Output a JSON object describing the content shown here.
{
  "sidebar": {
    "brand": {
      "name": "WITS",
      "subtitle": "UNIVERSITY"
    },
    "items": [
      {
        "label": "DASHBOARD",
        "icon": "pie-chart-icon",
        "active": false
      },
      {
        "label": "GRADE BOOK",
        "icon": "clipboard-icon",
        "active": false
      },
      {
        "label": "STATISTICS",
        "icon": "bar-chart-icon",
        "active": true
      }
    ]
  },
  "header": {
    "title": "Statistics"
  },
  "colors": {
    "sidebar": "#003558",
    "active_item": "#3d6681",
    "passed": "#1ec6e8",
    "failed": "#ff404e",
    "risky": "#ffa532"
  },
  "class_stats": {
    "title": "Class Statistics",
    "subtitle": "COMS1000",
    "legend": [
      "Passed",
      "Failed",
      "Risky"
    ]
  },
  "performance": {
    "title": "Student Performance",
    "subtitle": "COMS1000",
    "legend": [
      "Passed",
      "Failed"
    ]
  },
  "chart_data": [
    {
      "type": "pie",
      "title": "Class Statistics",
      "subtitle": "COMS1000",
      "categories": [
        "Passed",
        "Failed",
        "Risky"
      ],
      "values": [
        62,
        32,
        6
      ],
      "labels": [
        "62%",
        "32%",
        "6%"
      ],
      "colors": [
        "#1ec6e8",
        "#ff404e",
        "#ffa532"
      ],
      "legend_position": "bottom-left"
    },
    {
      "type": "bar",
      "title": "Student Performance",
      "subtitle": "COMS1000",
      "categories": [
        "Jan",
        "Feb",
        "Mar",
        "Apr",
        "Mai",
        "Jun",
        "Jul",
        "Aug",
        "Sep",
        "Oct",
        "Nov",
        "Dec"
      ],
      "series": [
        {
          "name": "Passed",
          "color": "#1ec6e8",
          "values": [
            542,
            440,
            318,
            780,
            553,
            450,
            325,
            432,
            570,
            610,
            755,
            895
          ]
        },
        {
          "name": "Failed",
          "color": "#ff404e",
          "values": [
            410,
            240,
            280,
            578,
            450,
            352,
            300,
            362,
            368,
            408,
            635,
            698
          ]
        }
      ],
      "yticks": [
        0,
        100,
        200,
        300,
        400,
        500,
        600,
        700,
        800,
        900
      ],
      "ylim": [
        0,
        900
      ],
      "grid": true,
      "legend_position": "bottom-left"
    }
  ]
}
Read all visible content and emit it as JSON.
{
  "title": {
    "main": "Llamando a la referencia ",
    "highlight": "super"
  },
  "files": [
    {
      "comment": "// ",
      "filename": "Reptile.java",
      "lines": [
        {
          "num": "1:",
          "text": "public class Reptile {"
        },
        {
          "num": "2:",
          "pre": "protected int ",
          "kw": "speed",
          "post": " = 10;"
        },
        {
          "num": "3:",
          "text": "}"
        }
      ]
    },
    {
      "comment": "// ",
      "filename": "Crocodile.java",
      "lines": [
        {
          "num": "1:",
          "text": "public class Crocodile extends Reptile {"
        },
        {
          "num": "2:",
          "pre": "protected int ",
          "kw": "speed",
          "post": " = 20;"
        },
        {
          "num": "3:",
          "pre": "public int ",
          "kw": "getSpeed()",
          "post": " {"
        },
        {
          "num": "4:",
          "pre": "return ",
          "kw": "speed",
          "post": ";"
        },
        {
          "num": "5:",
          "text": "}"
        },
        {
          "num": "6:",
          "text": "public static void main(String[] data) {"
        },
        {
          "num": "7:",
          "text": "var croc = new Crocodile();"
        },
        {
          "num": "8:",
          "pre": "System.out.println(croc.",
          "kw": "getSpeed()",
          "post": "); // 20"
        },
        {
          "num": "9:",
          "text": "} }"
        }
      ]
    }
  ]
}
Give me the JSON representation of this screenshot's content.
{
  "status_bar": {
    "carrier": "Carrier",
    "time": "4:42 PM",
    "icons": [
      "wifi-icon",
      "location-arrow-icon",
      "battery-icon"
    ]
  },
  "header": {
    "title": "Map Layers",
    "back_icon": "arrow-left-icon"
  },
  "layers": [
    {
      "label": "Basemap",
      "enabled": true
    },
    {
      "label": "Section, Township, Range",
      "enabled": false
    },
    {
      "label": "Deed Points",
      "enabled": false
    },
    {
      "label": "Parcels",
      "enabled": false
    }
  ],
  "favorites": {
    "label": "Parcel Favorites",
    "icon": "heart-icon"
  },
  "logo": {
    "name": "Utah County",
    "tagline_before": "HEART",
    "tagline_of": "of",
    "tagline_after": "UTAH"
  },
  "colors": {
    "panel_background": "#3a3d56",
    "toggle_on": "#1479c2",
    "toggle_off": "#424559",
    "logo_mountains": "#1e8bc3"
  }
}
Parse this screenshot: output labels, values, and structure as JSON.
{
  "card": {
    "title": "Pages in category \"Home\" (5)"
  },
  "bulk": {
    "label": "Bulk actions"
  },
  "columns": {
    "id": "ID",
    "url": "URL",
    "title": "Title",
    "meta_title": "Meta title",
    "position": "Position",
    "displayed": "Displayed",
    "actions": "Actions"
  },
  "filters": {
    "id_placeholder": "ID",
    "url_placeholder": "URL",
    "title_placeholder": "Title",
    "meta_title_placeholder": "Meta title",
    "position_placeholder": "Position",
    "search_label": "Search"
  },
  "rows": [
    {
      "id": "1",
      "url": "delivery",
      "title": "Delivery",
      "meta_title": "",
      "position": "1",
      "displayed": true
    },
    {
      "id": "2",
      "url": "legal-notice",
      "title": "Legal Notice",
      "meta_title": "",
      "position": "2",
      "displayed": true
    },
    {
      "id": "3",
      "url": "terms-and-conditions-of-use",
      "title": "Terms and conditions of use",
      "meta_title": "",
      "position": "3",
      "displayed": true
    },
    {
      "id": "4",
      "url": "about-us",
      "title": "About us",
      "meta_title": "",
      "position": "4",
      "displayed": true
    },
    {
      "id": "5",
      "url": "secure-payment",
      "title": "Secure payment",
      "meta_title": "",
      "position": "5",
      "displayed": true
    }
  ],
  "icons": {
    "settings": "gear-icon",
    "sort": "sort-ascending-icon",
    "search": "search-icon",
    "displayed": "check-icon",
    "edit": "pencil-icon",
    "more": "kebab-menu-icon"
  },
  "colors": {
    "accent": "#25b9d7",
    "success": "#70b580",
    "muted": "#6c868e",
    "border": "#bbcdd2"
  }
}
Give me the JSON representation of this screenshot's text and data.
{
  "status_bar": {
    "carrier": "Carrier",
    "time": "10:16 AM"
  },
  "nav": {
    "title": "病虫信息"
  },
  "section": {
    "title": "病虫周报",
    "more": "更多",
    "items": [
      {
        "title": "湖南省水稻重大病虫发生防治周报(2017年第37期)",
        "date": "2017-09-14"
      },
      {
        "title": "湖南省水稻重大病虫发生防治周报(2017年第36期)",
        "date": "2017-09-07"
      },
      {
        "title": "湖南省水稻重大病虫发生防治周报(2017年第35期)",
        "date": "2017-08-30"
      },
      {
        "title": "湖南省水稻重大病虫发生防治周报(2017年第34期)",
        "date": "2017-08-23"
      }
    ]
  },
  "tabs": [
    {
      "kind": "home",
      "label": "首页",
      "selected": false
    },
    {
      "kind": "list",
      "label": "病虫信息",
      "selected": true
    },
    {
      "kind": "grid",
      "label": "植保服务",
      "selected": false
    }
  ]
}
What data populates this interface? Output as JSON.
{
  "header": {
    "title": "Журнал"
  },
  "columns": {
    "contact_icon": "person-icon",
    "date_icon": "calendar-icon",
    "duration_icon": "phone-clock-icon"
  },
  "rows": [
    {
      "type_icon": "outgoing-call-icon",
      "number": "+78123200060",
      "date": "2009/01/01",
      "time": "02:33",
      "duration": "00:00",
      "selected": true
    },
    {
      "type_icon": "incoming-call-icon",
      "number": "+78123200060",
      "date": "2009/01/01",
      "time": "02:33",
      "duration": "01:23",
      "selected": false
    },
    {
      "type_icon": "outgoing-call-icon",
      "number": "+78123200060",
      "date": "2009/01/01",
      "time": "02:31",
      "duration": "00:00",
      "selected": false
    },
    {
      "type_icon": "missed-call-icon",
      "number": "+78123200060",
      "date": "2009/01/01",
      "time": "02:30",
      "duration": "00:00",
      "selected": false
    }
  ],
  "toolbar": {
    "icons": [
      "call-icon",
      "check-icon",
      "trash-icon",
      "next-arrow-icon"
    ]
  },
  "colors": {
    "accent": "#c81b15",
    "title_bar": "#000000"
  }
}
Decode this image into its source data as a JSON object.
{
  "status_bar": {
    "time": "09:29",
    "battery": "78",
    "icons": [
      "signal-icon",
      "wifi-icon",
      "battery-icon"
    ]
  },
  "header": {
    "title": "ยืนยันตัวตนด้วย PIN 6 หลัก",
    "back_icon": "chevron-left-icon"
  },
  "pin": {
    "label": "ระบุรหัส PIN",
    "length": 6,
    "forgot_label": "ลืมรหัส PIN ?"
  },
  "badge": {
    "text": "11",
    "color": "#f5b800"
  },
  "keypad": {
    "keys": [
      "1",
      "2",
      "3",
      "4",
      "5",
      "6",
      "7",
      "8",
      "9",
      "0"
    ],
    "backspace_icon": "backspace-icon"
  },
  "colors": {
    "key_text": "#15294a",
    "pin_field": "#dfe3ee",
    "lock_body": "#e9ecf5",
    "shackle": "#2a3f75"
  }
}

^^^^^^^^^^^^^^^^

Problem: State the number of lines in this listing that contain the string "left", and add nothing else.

Response: 4